Many retailers announced extended COVID-19 returns policies, but are they being honoured? We want to know if you’ve been refused a refund.
Did you receive a faulty item during lockdown? Or is that exercise bike you optimistically bought back in March still sat in its box?
Now that shops across the UK are reopening, you can avoid the dreaded Post Office queue and make your returns in-store.
But are all retailers honouring their extended COVID-19 returns policies? Or are you battling to get your money back?
Refused a refund?
Most retailers extended their returns policies when stores shut back in March.
If you’ve got a return to make, it’s well worth double checking what the retailer’s policy is.
Some, such as Argos and Tk Maxx, allow customers 30 days once stores have reopened to make returns, while others such as Debenhams and Sports Direct offer 14 days.

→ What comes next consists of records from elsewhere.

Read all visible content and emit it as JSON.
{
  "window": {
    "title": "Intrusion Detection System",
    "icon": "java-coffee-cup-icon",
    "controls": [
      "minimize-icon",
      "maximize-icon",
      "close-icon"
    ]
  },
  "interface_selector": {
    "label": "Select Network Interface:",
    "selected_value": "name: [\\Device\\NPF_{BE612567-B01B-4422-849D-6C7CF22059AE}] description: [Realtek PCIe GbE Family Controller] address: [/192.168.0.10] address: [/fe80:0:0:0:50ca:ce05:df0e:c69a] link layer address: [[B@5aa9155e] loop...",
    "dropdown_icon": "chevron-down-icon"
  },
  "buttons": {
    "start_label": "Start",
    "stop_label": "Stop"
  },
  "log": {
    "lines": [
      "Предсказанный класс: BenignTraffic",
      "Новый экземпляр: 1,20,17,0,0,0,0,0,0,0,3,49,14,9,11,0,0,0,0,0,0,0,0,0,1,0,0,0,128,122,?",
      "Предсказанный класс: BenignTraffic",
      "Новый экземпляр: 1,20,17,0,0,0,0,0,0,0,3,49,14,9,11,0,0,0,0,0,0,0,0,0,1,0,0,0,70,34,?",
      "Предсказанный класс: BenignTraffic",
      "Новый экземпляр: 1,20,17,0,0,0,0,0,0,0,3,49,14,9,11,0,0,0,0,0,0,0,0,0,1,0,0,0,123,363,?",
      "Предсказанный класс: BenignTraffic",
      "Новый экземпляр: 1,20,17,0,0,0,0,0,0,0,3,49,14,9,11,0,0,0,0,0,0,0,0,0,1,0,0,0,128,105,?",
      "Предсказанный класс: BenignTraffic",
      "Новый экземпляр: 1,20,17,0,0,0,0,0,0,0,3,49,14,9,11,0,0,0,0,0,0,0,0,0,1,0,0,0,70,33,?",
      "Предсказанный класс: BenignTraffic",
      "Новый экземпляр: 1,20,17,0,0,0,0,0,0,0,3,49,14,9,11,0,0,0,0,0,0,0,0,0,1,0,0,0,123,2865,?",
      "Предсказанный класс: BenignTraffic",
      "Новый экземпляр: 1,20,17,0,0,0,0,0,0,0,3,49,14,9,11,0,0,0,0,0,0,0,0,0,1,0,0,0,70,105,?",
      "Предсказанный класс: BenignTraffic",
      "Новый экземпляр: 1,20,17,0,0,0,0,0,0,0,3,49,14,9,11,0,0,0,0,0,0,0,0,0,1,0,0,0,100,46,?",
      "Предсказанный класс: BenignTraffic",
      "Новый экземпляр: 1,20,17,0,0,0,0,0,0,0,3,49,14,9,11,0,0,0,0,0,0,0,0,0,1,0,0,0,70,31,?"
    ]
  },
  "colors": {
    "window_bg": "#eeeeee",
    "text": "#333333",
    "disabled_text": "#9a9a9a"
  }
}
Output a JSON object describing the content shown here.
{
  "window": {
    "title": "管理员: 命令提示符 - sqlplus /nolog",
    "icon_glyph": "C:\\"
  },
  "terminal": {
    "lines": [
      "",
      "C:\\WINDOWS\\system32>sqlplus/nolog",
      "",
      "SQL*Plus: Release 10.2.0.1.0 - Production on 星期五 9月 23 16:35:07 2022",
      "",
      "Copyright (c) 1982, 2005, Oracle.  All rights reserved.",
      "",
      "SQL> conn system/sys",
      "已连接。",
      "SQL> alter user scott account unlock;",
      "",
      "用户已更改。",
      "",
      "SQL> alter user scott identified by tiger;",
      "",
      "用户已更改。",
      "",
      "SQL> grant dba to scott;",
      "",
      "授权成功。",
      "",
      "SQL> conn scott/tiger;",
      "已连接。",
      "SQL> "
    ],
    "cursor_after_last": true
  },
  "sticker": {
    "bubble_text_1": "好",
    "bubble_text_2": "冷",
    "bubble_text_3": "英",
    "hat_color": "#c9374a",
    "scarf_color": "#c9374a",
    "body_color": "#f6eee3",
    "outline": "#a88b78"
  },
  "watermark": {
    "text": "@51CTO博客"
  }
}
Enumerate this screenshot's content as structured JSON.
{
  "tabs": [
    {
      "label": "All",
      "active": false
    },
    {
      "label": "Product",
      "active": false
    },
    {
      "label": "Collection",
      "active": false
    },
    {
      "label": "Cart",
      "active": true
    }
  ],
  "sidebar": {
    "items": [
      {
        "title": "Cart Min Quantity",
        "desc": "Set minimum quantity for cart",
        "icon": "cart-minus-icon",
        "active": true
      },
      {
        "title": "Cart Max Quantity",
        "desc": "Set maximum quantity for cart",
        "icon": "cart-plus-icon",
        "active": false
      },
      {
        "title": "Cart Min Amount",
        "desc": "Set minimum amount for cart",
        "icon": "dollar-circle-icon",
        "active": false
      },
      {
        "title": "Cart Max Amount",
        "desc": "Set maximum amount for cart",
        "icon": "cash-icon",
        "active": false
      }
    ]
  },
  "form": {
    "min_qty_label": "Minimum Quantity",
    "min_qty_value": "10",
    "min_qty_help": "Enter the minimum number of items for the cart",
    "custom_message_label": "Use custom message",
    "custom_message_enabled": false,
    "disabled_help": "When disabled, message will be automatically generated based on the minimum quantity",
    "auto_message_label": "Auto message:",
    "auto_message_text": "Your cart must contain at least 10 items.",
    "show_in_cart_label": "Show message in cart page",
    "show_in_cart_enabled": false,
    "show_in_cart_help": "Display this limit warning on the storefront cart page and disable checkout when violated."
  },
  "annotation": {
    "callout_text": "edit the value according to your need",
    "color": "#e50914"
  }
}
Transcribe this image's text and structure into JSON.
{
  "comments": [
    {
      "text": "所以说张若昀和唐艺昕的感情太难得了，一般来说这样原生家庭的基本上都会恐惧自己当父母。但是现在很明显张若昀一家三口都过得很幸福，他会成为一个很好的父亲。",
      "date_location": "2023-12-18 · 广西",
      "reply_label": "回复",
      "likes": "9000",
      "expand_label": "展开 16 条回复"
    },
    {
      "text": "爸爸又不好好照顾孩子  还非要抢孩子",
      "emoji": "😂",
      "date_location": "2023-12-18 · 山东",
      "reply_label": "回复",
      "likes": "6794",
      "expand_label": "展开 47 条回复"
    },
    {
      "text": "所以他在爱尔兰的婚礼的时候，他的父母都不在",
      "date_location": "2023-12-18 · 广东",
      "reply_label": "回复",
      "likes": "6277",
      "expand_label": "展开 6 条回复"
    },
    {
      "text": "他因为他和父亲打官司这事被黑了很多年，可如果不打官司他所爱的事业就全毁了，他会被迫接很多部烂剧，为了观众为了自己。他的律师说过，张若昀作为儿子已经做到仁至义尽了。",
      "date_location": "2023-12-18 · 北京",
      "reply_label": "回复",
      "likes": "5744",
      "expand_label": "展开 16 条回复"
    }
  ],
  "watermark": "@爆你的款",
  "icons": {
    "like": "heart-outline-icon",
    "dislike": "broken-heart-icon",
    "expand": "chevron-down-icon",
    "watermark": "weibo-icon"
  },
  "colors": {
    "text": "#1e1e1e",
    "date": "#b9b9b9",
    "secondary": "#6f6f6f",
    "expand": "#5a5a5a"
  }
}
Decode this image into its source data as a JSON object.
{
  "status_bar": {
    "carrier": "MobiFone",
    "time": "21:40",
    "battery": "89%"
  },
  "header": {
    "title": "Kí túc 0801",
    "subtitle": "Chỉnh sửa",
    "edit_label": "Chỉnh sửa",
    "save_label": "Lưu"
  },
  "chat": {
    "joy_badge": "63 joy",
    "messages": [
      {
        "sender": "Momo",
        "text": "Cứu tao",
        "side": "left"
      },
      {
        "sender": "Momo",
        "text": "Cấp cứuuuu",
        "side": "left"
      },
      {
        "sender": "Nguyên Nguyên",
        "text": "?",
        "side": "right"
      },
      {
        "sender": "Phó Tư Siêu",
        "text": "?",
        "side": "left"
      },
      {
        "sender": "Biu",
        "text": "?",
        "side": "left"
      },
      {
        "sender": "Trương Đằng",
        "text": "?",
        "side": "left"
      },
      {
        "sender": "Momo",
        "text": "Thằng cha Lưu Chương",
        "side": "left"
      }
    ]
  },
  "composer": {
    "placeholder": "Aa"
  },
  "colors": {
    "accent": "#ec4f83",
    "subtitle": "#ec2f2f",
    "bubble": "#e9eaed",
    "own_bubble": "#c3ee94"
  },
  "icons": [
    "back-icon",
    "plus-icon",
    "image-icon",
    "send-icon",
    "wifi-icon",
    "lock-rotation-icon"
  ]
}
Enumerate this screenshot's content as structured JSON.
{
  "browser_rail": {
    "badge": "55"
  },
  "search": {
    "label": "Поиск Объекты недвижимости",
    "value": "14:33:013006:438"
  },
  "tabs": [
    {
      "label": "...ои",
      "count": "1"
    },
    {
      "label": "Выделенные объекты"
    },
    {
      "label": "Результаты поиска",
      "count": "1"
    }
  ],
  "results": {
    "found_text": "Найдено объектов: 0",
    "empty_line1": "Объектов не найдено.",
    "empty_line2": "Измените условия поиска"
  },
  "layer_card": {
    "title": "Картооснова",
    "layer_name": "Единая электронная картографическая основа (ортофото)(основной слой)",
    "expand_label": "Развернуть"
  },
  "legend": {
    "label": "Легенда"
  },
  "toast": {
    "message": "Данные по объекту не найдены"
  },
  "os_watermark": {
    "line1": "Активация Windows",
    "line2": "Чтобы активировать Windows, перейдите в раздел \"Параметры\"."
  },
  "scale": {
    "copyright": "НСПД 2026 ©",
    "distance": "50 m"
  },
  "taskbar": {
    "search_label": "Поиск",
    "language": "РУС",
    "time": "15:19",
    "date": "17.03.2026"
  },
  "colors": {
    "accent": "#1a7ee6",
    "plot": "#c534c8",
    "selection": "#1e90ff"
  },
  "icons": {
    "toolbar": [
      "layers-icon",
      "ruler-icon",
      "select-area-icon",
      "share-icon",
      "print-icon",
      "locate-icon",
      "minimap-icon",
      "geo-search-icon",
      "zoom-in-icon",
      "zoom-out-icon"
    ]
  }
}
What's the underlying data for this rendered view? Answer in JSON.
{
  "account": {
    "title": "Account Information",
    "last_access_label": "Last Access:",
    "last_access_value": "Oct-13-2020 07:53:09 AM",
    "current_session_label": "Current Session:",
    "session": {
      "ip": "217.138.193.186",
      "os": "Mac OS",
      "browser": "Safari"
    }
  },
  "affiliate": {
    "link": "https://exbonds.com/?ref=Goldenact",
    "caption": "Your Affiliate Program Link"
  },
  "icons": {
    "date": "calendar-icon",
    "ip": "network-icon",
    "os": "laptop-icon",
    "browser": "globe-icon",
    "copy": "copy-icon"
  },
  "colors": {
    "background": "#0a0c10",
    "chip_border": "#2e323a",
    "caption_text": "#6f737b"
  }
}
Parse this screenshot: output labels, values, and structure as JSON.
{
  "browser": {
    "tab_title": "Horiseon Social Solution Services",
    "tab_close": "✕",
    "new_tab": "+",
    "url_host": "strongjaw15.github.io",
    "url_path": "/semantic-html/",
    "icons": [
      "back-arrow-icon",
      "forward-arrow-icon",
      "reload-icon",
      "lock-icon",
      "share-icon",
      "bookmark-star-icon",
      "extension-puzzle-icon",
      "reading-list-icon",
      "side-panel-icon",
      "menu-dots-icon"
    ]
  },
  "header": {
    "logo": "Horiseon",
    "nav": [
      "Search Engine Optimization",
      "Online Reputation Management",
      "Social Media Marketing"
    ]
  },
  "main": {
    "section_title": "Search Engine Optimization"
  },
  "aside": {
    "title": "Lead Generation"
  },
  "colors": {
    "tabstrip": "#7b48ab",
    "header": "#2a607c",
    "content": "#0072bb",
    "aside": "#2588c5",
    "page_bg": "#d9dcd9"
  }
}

If you think any retailers aren’t honouring their updated policies, or if you’ve had trouble making returns in-store, we want to hear in the comments below.
Your return rights
Online shopping has understandably surged throughout lockdown – here’s what you need to know about making returns:
🔷 You have the right to cancel an online order at any time from the moment you place it, up to 14 days from the day your goods are delivered (though most retailers have extended this window during lockdown).
🔷 If you’ve been sent an item that’s faulty or not as described, you have the right to reject the item and get a refund within 30 days of possessing the goods (again, this window will have been extended by most retailers).
🔷 If you’ve owned the faulty item for less than six months, the retailer must give you a full refund in an attempt at a repair or replacement is unsuccessful.
🔷 You should get a refund within 14 days of the retailer receiving the goods back, or you providing evidence of having returned the goods – whichever is sooner.
🔷 If the retailer has offered to collect the goods, it should refund you 14 days from the date you informed it you wanted to cancel the contract. You don’t have to wait for the retailer to collect the goods to get your refund.
Some retailers offer a courier pick-up service for unwanted items, which can be useful for those self-isolating or not wanting to leave the house.
Have you faced any challenges arranging a pick-up? Or have you been forced to wait a long time for the money to reach your account?
Again, we’re keen to hear of any courier horror stories you might have.
Let me know in the comments if you’ve had issues with retailers honouring their new returns policies.